Requirement: Given the entries below, copy each of them out exactly.
───── Input records
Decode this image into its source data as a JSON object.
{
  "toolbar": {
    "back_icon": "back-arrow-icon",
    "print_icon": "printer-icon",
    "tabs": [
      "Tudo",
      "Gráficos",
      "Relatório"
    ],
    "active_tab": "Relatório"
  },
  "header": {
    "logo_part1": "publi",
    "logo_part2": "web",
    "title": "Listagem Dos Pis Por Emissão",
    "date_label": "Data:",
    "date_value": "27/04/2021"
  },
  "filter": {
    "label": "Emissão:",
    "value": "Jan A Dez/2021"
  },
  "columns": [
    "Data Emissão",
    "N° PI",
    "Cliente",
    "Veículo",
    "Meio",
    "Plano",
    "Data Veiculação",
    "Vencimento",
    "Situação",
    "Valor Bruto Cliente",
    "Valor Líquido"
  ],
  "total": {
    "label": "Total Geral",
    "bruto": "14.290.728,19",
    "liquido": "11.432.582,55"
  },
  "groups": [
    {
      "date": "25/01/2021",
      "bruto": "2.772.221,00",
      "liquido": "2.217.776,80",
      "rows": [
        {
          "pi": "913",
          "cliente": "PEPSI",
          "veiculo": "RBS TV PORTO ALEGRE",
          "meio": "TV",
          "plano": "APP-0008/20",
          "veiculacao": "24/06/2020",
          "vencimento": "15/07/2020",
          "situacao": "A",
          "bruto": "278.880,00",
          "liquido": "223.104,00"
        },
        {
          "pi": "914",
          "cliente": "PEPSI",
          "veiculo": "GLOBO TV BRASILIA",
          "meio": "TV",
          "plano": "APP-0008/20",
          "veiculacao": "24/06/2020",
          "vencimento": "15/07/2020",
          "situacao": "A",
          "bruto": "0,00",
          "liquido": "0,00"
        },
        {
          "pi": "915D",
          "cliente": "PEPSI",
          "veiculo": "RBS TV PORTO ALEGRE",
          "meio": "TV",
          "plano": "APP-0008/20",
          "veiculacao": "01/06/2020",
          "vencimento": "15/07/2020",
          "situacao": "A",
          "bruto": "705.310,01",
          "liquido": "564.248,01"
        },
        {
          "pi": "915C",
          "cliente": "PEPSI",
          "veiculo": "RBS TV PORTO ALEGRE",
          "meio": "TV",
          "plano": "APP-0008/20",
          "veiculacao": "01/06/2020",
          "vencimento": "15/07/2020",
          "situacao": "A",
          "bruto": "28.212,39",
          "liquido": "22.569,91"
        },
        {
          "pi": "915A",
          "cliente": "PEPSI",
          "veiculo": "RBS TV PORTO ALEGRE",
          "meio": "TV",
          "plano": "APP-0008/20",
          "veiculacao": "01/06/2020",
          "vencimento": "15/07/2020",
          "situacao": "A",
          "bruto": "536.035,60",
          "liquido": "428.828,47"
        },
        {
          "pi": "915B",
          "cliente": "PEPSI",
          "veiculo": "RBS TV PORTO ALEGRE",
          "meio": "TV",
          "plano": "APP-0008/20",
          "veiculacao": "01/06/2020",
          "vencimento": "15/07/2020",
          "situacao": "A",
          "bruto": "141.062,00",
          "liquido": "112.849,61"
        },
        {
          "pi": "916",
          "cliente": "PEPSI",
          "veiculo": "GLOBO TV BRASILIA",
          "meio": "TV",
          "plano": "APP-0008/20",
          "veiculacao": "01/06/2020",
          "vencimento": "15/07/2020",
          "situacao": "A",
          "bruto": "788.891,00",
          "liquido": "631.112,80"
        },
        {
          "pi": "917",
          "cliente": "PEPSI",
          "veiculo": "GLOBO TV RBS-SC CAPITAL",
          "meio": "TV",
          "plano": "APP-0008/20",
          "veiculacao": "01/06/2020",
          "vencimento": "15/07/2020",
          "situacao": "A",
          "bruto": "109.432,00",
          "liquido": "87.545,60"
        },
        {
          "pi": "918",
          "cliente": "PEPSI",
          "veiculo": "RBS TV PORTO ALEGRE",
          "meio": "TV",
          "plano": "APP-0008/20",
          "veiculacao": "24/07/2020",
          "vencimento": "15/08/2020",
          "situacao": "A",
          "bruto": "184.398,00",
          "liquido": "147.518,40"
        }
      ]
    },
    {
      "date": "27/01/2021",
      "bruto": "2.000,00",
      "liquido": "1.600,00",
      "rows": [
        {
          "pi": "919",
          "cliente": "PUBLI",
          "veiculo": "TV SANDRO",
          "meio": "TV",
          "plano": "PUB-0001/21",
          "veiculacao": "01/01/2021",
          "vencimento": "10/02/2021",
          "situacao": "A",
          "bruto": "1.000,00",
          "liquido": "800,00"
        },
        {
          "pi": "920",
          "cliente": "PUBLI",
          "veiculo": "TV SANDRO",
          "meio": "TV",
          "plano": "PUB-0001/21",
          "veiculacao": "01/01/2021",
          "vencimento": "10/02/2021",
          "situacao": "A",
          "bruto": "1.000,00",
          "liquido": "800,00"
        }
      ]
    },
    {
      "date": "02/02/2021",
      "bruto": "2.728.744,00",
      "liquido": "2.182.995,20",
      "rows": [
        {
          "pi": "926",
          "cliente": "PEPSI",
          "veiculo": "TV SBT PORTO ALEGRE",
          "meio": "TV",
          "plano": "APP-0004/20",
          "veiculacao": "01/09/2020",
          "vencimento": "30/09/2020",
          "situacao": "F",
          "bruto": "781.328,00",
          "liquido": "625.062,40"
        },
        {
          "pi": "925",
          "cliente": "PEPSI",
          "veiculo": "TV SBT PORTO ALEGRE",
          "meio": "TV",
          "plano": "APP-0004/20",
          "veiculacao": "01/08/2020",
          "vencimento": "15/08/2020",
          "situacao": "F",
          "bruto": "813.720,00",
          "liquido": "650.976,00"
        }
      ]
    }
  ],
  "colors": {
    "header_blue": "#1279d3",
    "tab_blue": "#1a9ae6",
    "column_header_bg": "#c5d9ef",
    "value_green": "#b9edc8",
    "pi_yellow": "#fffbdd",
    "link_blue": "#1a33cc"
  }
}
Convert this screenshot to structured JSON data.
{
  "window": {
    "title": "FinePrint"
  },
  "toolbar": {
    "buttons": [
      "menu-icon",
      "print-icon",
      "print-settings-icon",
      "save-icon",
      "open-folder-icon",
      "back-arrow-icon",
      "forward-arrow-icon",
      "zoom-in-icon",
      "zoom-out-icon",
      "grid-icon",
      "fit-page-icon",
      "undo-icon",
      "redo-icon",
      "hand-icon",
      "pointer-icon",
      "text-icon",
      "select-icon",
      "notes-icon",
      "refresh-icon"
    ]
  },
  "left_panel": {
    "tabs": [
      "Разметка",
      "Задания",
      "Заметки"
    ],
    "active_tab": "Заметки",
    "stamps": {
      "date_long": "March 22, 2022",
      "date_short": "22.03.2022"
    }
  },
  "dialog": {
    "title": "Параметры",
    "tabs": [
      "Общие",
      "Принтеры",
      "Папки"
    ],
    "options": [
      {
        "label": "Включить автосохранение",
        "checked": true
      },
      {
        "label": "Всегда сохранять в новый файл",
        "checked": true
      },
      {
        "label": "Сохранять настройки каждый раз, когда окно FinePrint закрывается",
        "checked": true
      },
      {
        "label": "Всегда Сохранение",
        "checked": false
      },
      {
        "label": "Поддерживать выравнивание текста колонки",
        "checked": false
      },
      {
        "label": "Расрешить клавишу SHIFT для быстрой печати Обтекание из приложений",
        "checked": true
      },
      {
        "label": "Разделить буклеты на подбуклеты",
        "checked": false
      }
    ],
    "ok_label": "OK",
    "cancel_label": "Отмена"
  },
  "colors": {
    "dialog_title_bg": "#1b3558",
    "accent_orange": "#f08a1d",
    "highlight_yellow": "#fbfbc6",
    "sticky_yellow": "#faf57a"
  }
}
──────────
Exercise response:
Decode this image into its source data as a JSON object.
{
  "toolbar": {
    "back_icon": "back-arrow-icon",
    "print_icon": "printer-icon",
    "tabs": [
      "Tudo",
      "Gráficos",
      "Relatório"
    ],
    "active_tab": "Relatório"
  },
  "header": {
    "logo_part1": "publi",
    "logo_part2": "web",
    "title": "Listagem Dos Pis Por Emissão",
    "date_label": "Data:",
    "date_value": "27/04/2021"
  },
  "filter": {
    "label": "Emissão:",
    "value": "Jan A Dez/2021"
  },
  "columns": [
    "Data Emissão",
    "N° PI",
    "Cliente",
    "Veículo",
    "Meio",
    "Plano",
    "Data Veiculação",
    "Vencimento",
    "Situação",
    "Valor Bruto Cliente",
    "Valor Líquido"
  ],
  "total": {
    "label": "Total Geral",
    "bruto": "14.290.728,19",
    "liquido": "11.432.582,55"
  },
  "groups": [
    {
      "date": "25/01/2021",
      "bruto": "2.772.221,00",
      "liquido": "2.217.776,80",
      "rows": [
        {
          "pi": "913",
          "cliente": "PEPSI",
          "veiculo": "RBS TV PORTO ALEGRE",
          "meio": "TV",
          "plano": "APP-0008/20",
          "veiculacao": "24/06/2020",
          "vencimento": "15/07/2020",
          "situacao": "A",
          "bruto": "278.880,00",
          "liquido": "223.104,00"
        },
        {
          "pi": "914",
          "cliente": "PEPSI",
          "veiculo": "GLOBO TV BRASILIA",
          "meio": "TV",
          "plano": "APP-0008/20",
          "veiculacao": "24/06/2020",
          "vencimento": "15/07/2020",
          "situacao": "A",
          "bruto": "0,00",
          "liquido": "0,00"
        },
        {
          "pi": "915D",
          "cliente": "PEPSI",
          "veiculo": "RBS TV PORTO ALEGRE",
          "meio": "TV",
          "plano": "APP-0008/20",
          "veiculacao": "01/06/2020",
          "vencimento": "15/07/2020",
          "situacao": "A",
          "bruto": "705.310,01",
          "liquido": "564.248,01"
        },
        {
          "pi": "915C",
          "cliente": "PEPSI",
          "veiculo": "RBS TV PORTO ALEGRE",
          "meio": "TV",
          "plano": "APP-0008/20",
          "veiculacao": "01/06/2020",
          "vencimento": "15/07/2020",
          "situacao": "A",
          "bruto": "28.212,39",
          "liquido": "22.569,91"
        },
        {
          "pi": "915A",
          "cliente": "PEPSI",
          "veiculo": "RBS TV PORTO ALEGRE",
          "meio": "TV",
          "plano": "APP-0008/20",
          "veiculacao": "01/06/2020",
          "vencimento": "15/07/2020",
          "situacao": "A",
          "bruto": "536.035,60",
          "liquido": "428.828,47"
        },
        {
          "pi": "915B",
          "cliente": "PEPSI",
          "veiculo": "RBS TV PORTO ALEGRE",
          "meio": "TV",
          "plano": "APP-0008/20",
          "veiculacao": "01/06/2020",
          "vencimento": "15/07/2020",
          "situacao": "A",
          "bruto": "141.062,00",
          "liquido": "112.849,61"
        },
        {
          "pi": "916",
          "cliente": "PEPSI",
          "veiculo": "GLOBO TV BRASILIA",
          "meio": "TV",
          "plano": "APP-0008/20",
          "veiculacao": "01/06/2020",
          "vencimento": "15/07/2020",
          "situacao": "A",
          "bruto": "788.891,00",
          "liquido": "631.112,80"
        },
        {
          "pi": "917",
          "cliente": "PEPSI",
          "veiculo": "GLOBO TV RBS-SC CAPITAL",
          "meio": "TV",
          "plano": "APP-0008/20",
          "veiculacao": "01/06/2020",
          "vencimento": "15/07/2020",
          "situacao": "A",
          "bruto": "109.432,00",
          "liquido": "87.545,60"
        },
        {
          "pi": "918",
          "cliente": "PEPSI",
          "veiculo": "RBS TV PORTO ALEGRE",
          "meio": "TV",
          "plano": "APP-0008/20",
          "veiculacao": "24/07/2020",
          "vencimento": "15/08/2020",
          "situacao": "A",
          "bruto": "184.398,00",
          "liquido": "147.518,40"
        }
      ]
    },
    {
      "date": "27/01/2021",
      "bruto": "2.000,00",
      "liquido": "1.600,00",
      "rows": [
        {
          "pi": "919",
          "cliente": "PUBLI",
          "veiculo": "TV SANDRO",
          "meio": "TV",
          "plano": "PUB-0001/21",
          "veiculacao": "01/01/2021",
          "vencimento": "10/02/2021",
          "situacao": "A",
          "bruto": "1.000,00",
          "liquido": "800,00"
        },
        {
          "pi": "920",
          "cliente": "PUBLI",
          "veiculo": "TV SANDRO",
          "meio": "TV",
          "plano": "PUB-0001/21",
          "veiculacao": "01/01/2021",
          "vencimento": "10/02/2021",
          "situacao": "A",
          "bruto": "1.000,00",
          "liquido": "800,00"
        }
      ]
    },
    {
      "date": "02/02/2021",
      "bruto": "2.728.744,00",
      "liquido": "2.182.995,20",
      "rows": [
        {
          "pi": "926",
          "cliente": "PEPSI",
          "veiculo": "TV SBT PORTO ALEGRE",
          "meio": "TV",
          "plano": "APP-0004/20",
          "veiculacao": "01/09/2020",
          "vencimento": "30/09/2020",
          "situacao": "F",
          "bruto": "781.328,00",
          "liquido": "625.062,40"
        },
        {
          "pi": "925",
          "cliente": "PEPSI",
          "veiculo": "TV SBT PORTO ALEGRE",
          "meio": "TV",
          "plano": "APP-0004/20",
          "veiculacao": "01/08/2020",
          "vencimento": "15/08/2020",
          "situacao": "F",
          "bruto": "813.720,00",
          "liquido": "650.976,00"
        }
      ]
    }
  ],
  "colors": {
    "header_blue": "#1279d3",
    "tab_blue": "#1a9ae6",
    "column_header_bg": "#c5d9ef",
    "value_green": "#b9edc8",
    "pi_yellow": "#fffbdd",
    "link_blue": "#1a33cc"
  }
}
Convert this screenshot to structured JSON data.
{
  "window": {
    "title": "FinePrint"
  },
  "toolbar": {
    "buttons": [
      "menu-icon",
      "print-icon",
      "print-settings-icon",
      "save-icon",
      "open-folder-icon",
      "back-arrow-icon",
      "forward-arrow-icon",
      "zoom-in-icon",
      "zoom-out-icon",
      "grid-icon",
      "fit-page-icon",
      "undo-icon",
      "redo-icon",
      "hand-icon",
      "pointer-icon",
      "text-icon",
      "select-icon",
      "notes-icon",
      "refresh-icon"
    ]
  },
  "left_panel": {
    "tabs": [
      "Разметка",
      "Задания",
      "Заметки"
    ],
    "active_tab": "Заметки",
    "stamps": {
      "date_long": "March 22, 2022",
      "date_short": "22.03.2022"
    }
  },
  "dialog": {
    "title": "Параметры",
    "tabs": [
      "Общие",
      "Принтеры",
      "Папки"
    ],
    "options": [
      {
        "label": "Включить автосохранение",
        "checked": true
      },
      {
        "label": "Всегда сохранять в новый файл",
        "checked": true
      },
      {
        "label": "Сохранять настройки каждый раз, когда окно FinePrint закрывается",
        "checked": true
      },
      {
        "label": "Всегда Сохранение",
        "checked": false
      },
      {
        "label": "Поддерживать выравнивание текста колонки",
        "checked": false
      },
      {
        "label": "Расрешить клавишу SHIFT для быстрой печати Обтекание из приложений",
        "checked": true
      },
      {
        "label": "Разделить буклеты на подбуклеты",
        "checked": false
      }
    ],
    "ok_label": "OK",
    "cancel_label": "Отмена"
  },
  "colors": {
    "dialog_title_bg": "#1b3558",
    "accent_orange": "#f08a1d",
    "highlight_yellow": "#fbfbc6",
    "sticky_yellow": "#faf57a"
  }
}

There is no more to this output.